▶ Exercise description
Count the lines in the records below that contain the word "JSON", and give only that count.

Excerpts from an interface dataset
▼

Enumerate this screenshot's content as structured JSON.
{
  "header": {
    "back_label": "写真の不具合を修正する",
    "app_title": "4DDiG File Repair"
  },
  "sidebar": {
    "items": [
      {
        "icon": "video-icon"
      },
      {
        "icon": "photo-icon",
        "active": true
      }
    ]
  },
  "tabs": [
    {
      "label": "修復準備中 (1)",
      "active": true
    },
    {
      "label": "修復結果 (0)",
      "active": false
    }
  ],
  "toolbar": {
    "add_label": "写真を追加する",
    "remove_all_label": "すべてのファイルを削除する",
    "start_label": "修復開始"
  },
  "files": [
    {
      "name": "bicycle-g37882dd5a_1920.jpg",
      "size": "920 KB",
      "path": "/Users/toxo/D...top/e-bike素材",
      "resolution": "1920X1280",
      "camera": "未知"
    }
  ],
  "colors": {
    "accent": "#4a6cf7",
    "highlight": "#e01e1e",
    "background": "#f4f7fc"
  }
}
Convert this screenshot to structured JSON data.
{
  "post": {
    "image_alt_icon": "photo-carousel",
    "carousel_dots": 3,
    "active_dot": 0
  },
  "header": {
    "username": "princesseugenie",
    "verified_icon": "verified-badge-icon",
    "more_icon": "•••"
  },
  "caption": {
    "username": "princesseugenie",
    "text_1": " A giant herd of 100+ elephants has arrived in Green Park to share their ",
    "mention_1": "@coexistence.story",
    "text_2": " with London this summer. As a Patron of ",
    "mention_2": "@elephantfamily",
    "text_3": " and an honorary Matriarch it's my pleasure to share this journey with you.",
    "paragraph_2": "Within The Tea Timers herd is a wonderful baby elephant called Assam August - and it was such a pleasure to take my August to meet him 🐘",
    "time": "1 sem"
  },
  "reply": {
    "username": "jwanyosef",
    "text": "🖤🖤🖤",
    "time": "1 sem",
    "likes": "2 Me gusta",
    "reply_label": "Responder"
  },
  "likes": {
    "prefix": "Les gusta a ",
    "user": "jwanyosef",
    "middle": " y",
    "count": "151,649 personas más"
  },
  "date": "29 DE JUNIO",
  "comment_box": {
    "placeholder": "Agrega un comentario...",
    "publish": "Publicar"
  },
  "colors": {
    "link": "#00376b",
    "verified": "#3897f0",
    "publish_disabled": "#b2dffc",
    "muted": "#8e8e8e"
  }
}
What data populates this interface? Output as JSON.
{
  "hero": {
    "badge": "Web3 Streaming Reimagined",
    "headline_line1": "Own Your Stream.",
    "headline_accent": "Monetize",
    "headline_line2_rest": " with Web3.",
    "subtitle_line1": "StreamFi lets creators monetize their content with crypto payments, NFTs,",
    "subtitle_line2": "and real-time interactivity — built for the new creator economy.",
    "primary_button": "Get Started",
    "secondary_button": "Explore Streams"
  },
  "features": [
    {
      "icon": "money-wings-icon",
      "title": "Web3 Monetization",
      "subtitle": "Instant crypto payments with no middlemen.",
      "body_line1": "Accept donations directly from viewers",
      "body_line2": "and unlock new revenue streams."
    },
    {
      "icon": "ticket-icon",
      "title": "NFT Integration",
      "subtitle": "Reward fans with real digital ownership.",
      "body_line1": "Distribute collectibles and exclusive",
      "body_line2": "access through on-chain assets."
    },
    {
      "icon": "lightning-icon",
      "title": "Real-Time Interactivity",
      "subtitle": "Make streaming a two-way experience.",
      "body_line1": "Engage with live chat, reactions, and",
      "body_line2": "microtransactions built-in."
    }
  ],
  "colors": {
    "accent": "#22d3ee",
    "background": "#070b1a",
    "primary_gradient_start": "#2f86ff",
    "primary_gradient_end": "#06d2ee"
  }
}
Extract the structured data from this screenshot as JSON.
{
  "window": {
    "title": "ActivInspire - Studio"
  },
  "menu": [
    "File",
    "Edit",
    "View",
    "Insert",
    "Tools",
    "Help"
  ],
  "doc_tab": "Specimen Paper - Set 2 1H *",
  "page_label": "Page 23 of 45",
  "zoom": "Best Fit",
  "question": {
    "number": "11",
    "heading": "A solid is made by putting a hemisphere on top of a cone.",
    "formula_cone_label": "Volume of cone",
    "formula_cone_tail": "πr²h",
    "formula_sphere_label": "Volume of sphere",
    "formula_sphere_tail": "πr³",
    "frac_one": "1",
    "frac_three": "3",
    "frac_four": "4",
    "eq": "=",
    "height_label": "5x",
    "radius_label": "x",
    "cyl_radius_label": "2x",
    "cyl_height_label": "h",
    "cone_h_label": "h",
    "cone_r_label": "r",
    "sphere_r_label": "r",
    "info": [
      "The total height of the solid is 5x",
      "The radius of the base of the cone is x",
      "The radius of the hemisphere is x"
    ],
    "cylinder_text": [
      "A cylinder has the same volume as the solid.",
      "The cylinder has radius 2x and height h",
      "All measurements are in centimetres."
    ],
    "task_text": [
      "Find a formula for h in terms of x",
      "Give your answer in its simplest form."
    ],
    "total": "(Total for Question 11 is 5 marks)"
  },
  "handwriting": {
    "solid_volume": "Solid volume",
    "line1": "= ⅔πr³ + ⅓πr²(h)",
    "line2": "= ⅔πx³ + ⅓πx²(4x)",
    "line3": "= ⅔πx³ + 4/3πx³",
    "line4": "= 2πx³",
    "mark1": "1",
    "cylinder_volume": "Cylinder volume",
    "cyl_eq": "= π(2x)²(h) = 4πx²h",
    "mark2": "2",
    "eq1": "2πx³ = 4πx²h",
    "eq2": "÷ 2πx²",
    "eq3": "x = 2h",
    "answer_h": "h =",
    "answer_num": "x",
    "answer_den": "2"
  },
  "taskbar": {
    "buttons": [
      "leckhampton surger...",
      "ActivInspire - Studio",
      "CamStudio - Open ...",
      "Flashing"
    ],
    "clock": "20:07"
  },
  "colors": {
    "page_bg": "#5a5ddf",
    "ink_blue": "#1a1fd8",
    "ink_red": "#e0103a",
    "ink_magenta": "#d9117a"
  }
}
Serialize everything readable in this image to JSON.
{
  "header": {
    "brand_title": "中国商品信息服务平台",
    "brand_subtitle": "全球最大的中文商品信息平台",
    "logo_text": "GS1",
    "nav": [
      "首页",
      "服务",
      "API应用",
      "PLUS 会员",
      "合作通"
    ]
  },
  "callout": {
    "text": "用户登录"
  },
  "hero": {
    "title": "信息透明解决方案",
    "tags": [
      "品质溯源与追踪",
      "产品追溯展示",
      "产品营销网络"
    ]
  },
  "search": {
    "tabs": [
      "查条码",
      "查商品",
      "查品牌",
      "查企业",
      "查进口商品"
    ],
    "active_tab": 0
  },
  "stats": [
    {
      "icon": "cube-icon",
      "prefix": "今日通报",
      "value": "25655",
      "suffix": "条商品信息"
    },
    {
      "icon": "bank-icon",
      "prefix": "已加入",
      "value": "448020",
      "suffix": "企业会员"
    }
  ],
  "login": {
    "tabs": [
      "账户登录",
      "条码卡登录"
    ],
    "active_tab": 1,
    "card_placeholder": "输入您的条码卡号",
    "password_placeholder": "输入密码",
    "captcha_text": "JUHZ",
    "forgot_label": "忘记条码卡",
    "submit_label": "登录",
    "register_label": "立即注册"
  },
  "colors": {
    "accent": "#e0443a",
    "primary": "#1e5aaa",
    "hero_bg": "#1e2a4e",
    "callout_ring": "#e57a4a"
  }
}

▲

▶ Output for this task
5